So at some point, I pushed Christmas aside, acknowledging my incompatibilities with it and the unstoppable inertia of its approach and embraced "Christmas," a less-formal appreciation of humankinds' best and worst behaviors compressed into a season. I think not of poor baby Jesus freezing in the barn as sheepherders bring him, what... incense? No amount of Nag Champa is going to hide the circumstances there. I think of Saturnalia, the bloody, sensuous feast of Saturn, a badass among the Roman gods who attained power by castrating his father Ouranos with his trademark sickle.

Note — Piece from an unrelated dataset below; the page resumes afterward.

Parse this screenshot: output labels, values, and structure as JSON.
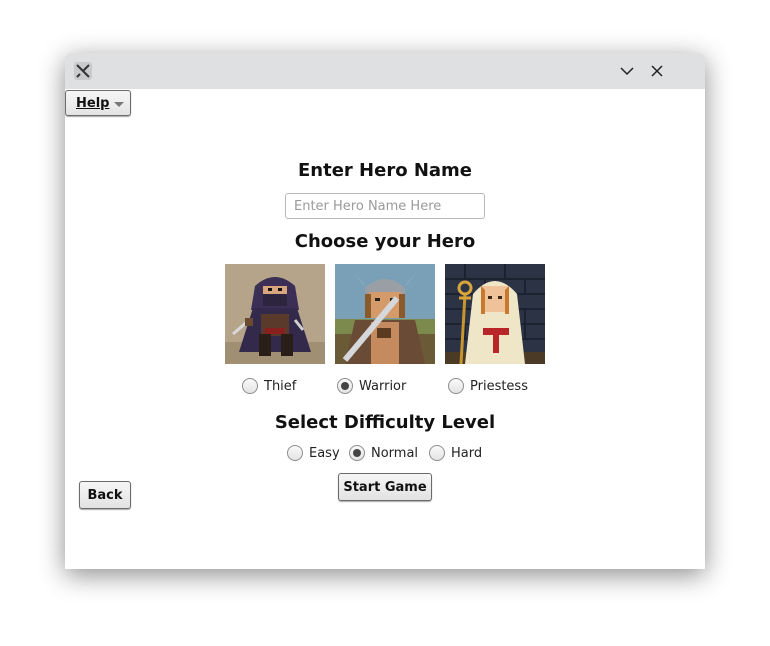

His feast is marked with a week of gambling and orgies, sweaty times where slave and master often changed places and greeted one another with "Io Saturnalia"; io being pronounced as a jaunty yo! Who needs Burl Ives and Bing Crosby of Christmas when you have the bloody sickle of Saturn and the exploits of Caligula to celebrate?
But my days of wine and blood rituals are long past me, so I keep a tinge of it as I celebrate "Christmas." I even acquiesced to my boss' desire to decorate the office for the season; the festooning of the clock in the above photo is my handiwork. And, I can think of no better music to accompany this perversion-yet-adherence to holiday dicta than that of Julian Koster and his Singing Saw Orchestra. The former saw-man of Neutral Milk Hotel and member of The Music Tapes has done a simple thing on The Singing Saw at Christmastime - arranged the old standbys to his lonely instrument. On this album, "O' Holy Night" becomes the plaintive supplication of a wolf, whimpering in the cold to the moon. "Jingle Bells" is the winds, joining in on a melodious and celestial mew of quiet joy.
Singing saw - an actual handsaw bent and played with a bow - is not what you'd call a versatile instrument, but its haunting voice, more ghostly than even a Theremin is unmistakably effective at drawing you in. Koster does manage to shake things up on "Hark! The Herald Angels Sing" - literally; it sounds like chains and wind chimes are clattering in the breeze, but the wonderful hum of the saw still holds center stage. This fits my "Christmas" to a tee, combining detachment and engagement with the same fervor. I am tempted, when my festooned clock in the hall proclaims it time to pack up for the winter break, to set The Singing Saw at Christmastime on repeat, just loud enough to seep under my locked door so that it may fill the abandoned halls with "Christmas" cheer. Io Saturnalia! Happy "Christmas"! And to all a good night.
Listen to it on lala.
Alex V. Cook listens to everything and writes about most of it. His latest book, the snappily titled Louisiana Saturday Night: Looking for a Good Time in South Louisiana's Juke Joints, Honky-Tonks, and Dance Halls is an odyssey from the backwoods bars and small-town dives to the swampside dance halls and converted clapboard barns of a Louisiana Saturday Night. Don't leave Heathrow without it. His first book Darkness Racket and Twang is available from SideCartel. The full effect can be had at alex v cook.com